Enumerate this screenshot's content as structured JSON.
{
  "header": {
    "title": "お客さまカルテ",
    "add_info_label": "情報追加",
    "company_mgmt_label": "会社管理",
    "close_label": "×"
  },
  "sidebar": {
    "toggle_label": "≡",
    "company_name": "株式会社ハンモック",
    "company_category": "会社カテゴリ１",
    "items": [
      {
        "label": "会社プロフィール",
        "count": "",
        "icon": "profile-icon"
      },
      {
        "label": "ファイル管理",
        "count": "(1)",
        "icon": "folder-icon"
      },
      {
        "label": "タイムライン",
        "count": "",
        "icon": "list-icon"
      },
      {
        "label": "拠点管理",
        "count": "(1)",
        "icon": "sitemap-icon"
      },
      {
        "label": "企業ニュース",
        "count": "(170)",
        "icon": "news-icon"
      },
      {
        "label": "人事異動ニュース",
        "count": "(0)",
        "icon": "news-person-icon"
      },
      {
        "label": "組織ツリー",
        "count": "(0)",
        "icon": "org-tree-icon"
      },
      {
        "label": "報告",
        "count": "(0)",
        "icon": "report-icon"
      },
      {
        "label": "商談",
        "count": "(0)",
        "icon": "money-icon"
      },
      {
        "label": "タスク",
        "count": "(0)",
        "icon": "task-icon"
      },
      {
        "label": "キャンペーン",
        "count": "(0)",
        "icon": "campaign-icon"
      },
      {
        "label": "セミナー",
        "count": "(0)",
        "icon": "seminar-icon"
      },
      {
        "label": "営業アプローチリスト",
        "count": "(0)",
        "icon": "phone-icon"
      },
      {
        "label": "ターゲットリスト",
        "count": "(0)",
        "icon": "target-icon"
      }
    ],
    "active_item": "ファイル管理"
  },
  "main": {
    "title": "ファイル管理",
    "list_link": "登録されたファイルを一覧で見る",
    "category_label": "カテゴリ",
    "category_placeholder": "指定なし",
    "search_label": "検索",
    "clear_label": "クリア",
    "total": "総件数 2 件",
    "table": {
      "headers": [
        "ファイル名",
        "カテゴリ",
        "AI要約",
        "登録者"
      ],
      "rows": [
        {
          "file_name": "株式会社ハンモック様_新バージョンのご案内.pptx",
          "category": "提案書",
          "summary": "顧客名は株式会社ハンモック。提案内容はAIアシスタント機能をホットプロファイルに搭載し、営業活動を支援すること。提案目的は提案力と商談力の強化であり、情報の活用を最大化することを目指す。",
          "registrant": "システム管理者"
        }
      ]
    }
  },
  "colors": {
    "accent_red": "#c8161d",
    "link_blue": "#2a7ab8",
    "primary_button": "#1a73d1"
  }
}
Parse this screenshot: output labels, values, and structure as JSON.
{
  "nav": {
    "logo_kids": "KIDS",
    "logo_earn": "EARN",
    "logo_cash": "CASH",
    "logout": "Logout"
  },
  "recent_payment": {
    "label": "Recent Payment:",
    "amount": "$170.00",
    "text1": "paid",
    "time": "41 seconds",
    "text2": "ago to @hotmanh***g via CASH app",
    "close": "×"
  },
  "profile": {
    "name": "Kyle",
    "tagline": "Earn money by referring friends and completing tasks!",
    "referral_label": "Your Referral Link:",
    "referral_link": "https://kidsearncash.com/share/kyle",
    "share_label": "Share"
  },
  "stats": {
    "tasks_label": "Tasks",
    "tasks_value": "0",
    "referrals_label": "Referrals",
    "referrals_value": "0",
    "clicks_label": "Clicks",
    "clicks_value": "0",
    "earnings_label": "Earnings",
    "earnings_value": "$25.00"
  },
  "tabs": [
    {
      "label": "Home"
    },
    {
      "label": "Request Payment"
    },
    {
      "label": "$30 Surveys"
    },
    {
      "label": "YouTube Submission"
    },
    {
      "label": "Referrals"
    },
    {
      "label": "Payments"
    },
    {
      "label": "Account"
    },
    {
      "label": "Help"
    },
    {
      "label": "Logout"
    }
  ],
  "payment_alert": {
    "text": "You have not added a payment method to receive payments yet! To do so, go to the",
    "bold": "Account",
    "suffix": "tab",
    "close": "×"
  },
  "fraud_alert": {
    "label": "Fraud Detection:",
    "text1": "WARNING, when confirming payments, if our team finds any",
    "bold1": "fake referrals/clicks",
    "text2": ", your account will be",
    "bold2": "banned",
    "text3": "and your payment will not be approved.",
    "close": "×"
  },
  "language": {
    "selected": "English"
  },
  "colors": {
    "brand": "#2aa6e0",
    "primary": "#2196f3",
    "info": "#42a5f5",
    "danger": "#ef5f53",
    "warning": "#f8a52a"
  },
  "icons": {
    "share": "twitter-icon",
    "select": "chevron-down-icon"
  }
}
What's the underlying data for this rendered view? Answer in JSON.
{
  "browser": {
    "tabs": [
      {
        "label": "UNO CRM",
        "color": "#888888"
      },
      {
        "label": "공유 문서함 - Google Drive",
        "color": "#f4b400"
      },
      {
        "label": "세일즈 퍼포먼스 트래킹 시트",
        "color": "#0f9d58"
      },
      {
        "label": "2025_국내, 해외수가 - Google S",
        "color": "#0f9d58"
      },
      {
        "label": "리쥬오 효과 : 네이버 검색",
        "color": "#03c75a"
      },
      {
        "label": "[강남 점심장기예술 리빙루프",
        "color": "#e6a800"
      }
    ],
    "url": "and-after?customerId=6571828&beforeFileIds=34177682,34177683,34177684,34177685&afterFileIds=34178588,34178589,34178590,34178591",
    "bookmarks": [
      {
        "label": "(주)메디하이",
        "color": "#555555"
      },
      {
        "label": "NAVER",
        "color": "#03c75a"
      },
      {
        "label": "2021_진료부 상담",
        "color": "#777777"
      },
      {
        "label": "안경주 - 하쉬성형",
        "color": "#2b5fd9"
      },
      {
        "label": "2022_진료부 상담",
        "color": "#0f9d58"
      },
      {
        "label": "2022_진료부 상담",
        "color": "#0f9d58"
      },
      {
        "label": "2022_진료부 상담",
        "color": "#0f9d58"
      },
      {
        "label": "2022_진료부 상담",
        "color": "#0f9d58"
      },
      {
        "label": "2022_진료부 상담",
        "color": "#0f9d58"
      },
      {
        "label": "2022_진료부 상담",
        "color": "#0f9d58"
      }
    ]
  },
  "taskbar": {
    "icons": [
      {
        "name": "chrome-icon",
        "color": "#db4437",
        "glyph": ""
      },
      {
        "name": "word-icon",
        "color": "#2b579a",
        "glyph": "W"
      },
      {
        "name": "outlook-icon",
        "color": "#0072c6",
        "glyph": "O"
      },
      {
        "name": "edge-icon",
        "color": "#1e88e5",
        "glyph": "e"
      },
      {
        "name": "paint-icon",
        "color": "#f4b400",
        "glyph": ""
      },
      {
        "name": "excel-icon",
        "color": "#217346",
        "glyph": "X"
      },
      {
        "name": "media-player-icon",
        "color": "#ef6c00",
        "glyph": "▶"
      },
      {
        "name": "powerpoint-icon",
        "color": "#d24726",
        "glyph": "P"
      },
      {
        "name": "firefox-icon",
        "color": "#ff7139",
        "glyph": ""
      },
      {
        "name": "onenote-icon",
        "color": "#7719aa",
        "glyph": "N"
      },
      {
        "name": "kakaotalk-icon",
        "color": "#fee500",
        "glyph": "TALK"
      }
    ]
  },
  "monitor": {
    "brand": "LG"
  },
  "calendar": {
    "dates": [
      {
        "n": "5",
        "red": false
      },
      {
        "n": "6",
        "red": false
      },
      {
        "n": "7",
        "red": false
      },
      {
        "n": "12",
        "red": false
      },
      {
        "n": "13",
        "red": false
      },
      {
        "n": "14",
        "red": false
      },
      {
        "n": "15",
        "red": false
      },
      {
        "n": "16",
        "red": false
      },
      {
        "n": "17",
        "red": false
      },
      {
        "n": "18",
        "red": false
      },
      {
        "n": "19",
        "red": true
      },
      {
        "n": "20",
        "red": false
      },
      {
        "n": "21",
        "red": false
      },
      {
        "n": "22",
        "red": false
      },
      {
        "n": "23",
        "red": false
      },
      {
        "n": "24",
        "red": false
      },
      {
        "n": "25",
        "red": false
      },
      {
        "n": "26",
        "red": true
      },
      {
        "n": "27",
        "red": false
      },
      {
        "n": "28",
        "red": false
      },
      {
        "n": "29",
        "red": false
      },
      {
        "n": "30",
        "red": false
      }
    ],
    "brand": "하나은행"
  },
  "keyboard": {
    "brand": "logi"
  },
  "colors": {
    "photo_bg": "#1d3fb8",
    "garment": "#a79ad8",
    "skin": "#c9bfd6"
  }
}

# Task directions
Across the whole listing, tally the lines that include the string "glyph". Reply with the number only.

# Output for this exercise
11